Still not following me? Well, stay with me for a moment. To help lower your risk for colon cancer you need to have a healthy digestive system. That means that you need to eat plenty of high fiber vegetables, drink plenty of water and move your body. What does any of that have to do with the environment? Well, without a clean and healthy environment, none of the above is possible.
Let’s start with eating high fiber vegetables. I may not be an environmentalist, but I know that if the earth is contaminated you can’t eat cleanly. And by cleanly, I mean unprocessed. You want to eat as many high fiber unprocessed foods as possible.
Next up is drinking plenty of water. Once again, I didn’t major in biology, but you can’t drink water if it isn’t clean, right? Recycle your plastic bottles and keep them from going to landfills. Use a refillable water bottle. That means that you are protecting your water source and drinking more water. That’s a win-win.

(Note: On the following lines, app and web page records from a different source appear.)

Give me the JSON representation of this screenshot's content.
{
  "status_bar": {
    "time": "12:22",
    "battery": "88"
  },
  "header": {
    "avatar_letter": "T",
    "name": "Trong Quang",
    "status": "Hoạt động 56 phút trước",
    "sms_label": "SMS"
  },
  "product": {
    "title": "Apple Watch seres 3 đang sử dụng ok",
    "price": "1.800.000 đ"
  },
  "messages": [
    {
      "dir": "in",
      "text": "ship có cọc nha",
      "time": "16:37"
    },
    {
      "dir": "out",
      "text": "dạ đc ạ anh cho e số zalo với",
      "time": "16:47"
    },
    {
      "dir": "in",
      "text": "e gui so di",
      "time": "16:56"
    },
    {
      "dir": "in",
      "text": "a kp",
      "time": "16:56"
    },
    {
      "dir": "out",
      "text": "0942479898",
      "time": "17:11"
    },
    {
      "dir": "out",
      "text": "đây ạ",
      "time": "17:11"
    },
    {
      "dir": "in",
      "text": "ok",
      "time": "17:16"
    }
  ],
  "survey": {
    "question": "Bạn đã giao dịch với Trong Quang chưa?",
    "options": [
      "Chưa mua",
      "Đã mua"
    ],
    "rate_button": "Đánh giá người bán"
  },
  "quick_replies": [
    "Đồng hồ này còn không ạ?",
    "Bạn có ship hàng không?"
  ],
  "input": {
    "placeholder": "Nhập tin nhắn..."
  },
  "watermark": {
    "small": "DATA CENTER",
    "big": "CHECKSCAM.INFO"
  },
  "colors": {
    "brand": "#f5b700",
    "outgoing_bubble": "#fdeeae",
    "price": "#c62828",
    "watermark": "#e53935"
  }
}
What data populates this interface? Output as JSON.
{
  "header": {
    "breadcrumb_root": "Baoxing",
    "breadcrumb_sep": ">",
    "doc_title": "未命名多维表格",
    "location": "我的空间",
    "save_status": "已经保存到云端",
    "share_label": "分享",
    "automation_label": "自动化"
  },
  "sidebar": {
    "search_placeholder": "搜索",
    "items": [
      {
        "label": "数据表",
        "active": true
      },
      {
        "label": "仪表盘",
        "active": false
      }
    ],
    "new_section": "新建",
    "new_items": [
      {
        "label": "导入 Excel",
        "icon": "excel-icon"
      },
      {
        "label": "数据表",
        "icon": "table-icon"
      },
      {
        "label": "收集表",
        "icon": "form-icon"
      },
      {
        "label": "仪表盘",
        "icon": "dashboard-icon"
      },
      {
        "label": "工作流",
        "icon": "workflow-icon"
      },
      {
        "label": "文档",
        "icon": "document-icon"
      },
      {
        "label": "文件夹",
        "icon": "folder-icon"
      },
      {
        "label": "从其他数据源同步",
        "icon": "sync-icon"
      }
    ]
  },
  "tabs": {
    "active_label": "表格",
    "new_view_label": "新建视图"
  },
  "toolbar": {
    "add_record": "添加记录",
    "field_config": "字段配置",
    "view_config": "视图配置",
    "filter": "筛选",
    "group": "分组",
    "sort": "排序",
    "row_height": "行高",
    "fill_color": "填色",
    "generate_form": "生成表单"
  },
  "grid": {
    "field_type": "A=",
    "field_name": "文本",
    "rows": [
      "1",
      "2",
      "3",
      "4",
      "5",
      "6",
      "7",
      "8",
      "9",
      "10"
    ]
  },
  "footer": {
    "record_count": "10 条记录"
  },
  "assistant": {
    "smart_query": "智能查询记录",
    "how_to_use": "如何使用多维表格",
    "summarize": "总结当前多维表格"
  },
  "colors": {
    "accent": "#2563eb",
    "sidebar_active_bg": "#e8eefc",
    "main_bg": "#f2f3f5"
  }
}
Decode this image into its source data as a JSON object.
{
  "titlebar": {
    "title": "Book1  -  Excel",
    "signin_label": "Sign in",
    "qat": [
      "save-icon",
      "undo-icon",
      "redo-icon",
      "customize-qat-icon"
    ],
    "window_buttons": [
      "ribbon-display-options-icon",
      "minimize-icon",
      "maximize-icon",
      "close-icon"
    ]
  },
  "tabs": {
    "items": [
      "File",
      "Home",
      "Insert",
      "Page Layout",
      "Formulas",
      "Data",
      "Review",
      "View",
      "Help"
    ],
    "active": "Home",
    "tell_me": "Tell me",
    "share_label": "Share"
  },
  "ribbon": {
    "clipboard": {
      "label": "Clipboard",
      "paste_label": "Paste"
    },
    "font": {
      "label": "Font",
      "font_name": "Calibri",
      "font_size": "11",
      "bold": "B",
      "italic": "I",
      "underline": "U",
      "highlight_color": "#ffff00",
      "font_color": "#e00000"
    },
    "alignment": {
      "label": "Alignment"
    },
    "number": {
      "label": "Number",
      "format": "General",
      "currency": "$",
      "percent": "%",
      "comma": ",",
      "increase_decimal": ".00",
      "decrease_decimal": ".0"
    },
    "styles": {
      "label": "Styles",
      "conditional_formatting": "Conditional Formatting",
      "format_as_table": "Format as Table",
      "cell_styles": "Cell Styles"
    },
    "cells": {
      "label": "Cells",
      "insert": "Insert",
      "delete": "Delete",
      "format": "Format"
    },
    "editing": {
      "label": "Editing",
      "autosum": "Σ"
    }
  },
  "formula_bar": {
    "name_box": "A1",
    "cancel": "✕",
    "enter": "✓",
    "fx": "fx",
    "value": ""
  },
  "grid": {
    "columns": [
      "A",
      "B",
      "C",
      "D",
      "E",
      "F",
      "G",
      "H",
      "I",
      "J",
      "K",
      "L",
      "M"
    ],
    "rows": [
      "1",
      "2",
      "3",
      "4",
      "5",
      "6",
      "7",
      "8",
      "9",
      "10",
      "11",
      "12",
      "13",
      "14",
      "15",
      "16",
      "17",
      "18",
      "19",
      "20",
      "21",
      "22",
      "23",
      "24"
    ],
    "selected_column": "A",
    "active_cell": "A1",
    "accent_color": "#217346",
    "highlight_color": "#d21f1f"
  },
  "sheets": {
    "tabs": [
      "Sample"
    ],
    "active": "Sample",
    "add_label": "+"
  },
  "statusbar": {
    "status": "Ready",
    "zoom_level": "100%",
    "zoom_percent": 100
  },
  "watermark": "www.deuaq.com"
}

Finally, it is spring. The yuckiness of winter is finally over. You have to move your body to keep your digestive system working its best. Now, I am not saying you have to step outside tomorrow and become a triathlete, but you can go for a walk. Just lace up your tennis shoes and head out your front door. Studies show that walking for 30 minutes a day does a world of good. So talk a walk around your neighborhood or local park. Celebrate the earth while decreasing your chances of developing colon cancer.